Firas Khatib, a biochemist at the University of Washington, felt something needed to be done to accelerate the progress of solving the molecular puzzle tha thad stumped the world’s best scientist for more than a decade. The evasive puzzle invovled figuring out the detailed molecular structure of a protein-cutting enzyme from an AIDS-like virus found in monkeys. Because this enzyme plays an important role in the spread of the virus, Khatib knew that figuring out this structure could be the breakthrough need to arrest the medical malady. That’s when Khatib turned to Foldit.
Foldit is a collaborative online video game developed by the University of Washington enlists the players worldwide to solve difficult protein structure problems.
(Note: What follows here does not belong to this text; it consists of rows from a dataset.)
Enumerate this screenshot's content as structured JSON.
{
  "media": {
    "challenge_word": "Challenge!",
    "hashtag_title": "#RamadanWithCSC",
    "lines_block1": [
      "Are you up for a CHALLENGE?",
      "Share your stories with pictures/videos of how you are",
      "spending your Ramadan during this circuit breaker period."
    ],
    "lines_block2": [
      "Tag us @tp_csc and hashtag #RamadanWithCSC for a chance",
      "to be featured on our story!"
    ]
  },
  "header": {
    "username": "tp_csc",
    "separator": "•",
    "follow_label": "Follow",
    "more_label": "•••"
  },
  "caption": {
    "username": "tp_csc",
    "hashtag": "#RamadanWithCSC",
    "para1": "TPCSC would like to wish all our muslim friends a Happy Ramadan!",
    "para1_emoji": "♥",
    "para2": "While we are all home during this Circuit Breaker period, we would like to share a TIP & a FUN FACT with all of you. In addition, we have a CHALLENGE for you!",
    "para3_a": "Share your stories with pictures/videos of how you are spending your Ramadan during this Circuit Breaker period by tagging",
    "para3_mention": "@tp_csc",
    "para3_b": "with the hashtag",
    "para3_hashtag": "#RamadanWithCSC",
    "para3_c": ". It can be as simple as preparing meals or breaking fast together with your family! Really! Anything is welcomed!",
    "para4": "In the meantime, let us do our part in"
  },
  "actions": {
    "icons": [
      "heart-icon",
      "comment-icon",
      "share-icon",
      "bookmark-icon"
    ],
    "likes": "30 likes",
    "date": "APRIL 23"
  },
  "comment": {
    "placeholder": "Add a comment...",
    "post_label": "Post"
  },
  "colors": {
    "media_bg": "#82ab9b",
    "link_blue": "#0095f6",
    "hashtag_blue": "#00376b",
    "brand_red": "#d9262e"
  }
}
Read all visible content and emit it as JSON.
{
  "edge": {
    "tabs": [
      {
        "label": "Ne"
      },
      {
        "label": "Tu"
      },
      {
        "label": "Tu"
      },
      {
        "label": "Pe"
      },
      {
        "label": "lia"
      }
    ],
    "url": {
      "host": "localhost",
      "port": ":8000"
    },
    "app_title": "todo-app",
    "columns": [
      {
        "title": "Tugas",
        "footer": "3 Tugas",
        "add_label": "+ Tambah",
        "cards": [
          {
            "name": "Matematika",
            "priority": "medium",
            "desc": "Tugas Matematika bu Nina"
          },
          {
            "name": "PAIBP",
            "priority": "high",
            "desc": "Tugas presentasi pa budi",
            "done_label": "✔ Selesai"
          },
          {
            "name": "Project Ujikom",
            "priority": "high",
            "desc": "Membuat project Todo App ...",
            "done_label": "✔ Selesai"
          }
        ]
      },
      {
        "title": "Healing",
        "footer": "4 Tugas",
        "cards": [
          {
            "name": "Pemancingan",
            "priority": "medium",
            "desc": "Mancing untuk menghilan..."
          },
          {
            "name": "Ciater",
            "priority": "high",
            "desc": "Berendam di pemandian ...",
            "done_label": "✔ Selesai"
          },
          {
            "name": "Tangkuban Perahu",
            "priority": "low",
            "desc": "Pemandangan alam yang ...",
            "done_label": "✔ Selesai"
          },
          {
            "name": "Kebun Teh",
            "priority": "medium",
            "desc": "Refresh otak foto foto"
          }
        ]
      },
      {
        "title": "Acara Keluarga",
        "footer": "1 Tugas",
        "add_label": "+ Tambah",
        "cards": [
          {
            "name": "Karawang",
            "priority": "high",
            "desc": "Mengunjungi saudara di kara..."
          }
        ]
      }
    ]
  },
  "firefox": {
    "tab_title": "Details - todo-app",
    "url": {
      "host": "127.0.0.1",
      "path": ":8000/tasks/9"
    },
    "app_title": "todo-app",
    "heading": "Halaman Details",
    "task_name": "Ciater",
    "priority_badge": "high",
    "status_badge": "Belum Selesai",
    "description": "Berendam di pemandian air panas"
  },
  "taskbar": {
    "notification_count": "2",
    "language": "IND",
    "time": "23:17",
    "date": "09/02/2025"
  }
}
There are no special requirements for joining the Foldit community. All comer are welcome, which explains why most of the more than 235,000 Foldit players have little or no background in biochemistry. Khatib recognized that the molecular challenge was a good fit for the capabilities of the Foldit game. Incredibly, what evaded the world’s best individual scientific experts for ten years was solved by the collective knowledge of a divers group online gamers within only ten days.
(Collins, 2014, 101-102).
Which emphasizes his point on collaboration and harnessing collective intelligence!
When you have the capability to aggregate and leverage collective intelligence, you discover that there are many times when diversity trumps ability (Collins, 2014,102).
- Firas Khatib, Frank DiMaio, et al. (2011). Crystal Structure of a Monomeric Retroviral Protease Solved by Protein Folding Game Players. Nature Structural & Molecular Biology.